“We are trying to make the STEP system be fluid, so if there’s only a limited number of tickets available then more people can get them,” Goodell said. “We want STEP to work.”

But many burners just don’t think it will. Burning Man tickets have suddenly become a hotter commodity than ever, and even community-minded burners who aren’t seeking to make a profit will probably prefer to sell any extra tickets to someone directly, or to hang onto them for awhile, rather than give them up now to some random people who will then be forced to wait at the gate in the long will-call line, which is a new anti-scalping precaution that Goodell announced.

And then there’s the major thrust of yesterday’s announcement: distributing tickets through theme camps. I and most of the online commenters generally support that decision – at least as the best of a bad set of options – even though it’s certainly a controversial one that values one type of citizen over another and seems to fly in the face of the event’s principle of “radical inclusion.”

Yet it seems to be one that creates some difficult decisions ahead for the LLC. The criteria they laid out say the decisions will be made based on a camp’s history (both its longevity and record of leaving no traces of litter, which the LLC monitors in a very detailed way), what it offers to the city each year, and its adherence to the event’s 10 Principles.

Goodell confirmed my observation of how subjective that judgment will be – something that has spurred criticism that camps cozy with the LLC will get favorable treatment – but she said the large team of volunteers that work with theme camps and volunteer crews each year have already made many of those judgments and determined who will get tickets.

“We already did the math,” she told me. “Just because you’re a theme camp on the map doesn’t entitle you to x-number of tickets.”

While there may be about 700 registered theme camps in recent years, Goodell said the LLC is focused on getting tickets to camps that are truly interactive or offer entertainment, transportation, art, or volunteers to key functions such as the Lamplighters or Gate crew. “And we know who they are,” she said.

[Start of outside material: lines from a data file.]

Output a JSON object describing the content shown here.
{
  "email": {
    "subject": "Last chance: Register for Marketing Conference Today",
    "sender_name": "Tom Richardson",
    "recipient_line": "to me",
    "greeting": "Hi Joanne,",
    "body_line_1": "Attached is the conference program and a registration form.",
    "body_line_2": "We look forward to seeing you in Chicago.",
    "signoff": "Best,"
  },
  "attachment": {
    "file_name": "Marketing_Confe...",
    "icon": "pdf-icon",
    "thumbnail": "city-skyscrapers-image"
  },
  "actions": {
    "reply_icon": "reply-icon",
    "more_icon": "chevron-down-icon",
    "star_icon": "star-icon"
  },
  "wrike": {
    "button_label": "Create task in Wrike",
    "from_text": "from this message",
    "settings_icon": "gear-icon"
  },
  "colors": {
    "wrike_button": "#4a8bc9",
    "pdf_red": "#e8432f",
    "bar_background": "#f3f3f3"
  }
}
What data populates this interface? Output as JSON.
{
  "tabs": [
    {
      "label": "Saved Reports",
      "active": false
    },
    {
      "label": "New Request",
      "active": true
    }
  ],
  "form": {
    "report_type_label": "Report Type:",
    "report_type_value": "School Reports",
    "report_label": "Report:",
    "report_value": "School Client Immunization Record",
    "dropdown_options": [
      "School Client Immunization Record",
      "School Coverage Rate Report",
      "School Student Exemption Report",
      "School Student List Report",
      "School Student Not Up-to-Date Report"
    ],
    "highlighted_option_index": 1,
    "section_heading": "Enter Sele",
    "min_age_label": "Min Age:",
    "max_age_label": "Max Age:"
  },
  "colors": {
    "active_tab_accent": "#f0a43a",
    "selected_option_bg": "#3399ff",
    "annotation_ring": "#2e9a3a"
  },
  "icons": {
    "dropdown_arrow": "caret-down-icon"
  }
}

For everyone else, there are still a couple more chances to get tickets, beyond just the open market. There will be 4,000 low-income tickets (just $160) offered through a process that will likely be more competitive than ever, with registration beginning Feb. 29. And then there are the major art projects that receive grant funding and free tickets for crew members from the LLC, with the announcements of winners expected next month.

So now, burners and outside observers will just have to wait and see – first how the LLC’s solutions work, then this summer to see how the scalpers’ really did – as Burning Man muddles through what is proving to be a pivotal year.